For the third Sunset Sounds festival it rained, it poured, it pelted down. Water came down in sheets, hell it came down in slabs. Even those who came with waterproof clothing were completely soaked not just to the bone but to the very marrow. Sunset Sounds became Sunless Sounds, Soggy Sounds and Mudset Sounds. It brought out the worst in some people and the best in others. Still the show went on and so we report on Sleigh Bells, Cold War Kids, Ladyhawke, Pubic Enemy, The National and Interpol on day one. While for the second day we braved the wet again to deliver reports on The Soft Pack, Peaches, Junip, The Morning Benders, Washington and Paul Kelly.
So that was 2010. What does Webcuts remember most about it? It's hard to say, really. The landscapes shift, the memories flickr and 365 days blur into one long unending soundtrack. One thing our favourite tracks of 2010 all had in common was that they appeared like one night stands that lingered a little longer than usual, almost all of them attached to a singular memory of the song being performed, either from a distance or elbows resting on the stage in mute admiration, or maybe just there emanating from a speaker aimed direct into our inner consciousness, refusing to budge.

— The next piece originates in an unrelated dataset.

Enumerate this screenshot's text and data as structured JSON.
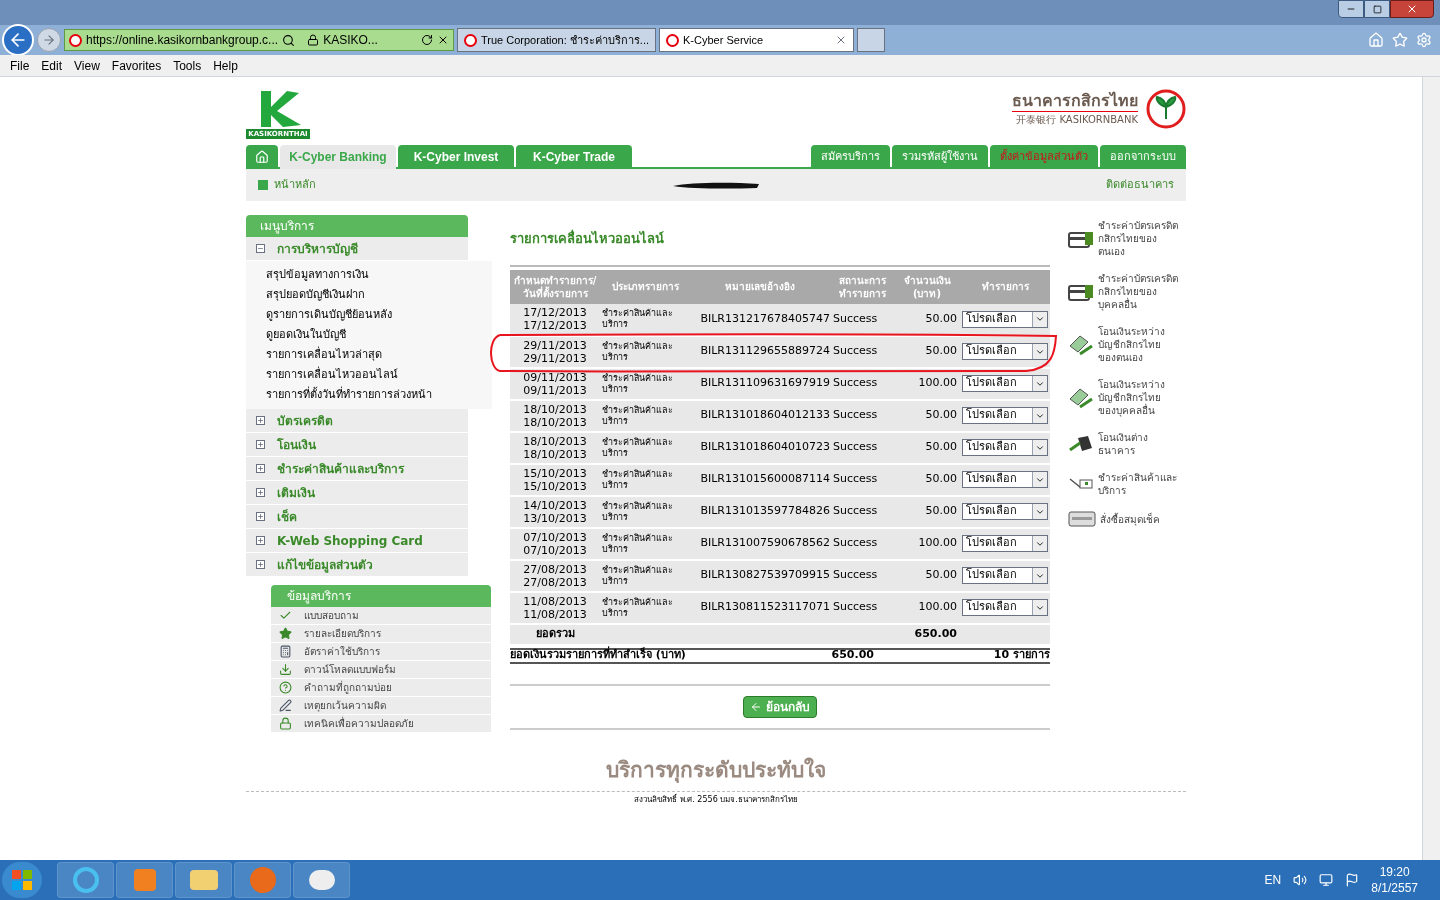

For The Morning Benders, a big echo doesn't necessarily mean a big noise, but the latter is certainly what these Californian boys encountered following the release of their sophomore album Big Echo earlier this year, easily giving Webcuts one of our favourite albums of 2010. Perfectly formed and lavishly constructed, Big Echo stretched its influences across the decades, from the lush '60s doo-wop harmonies of "Excuses", the '70s Californian pop-rock of "All Day Day Light" to the peer rivaling, stark echoes (which the album lives up to its name) of "Hand Me Downs".
Oh, summery shimmery albums. Why must you hook us so? Berkeley, CA's, The Morning Benders serve up a treat.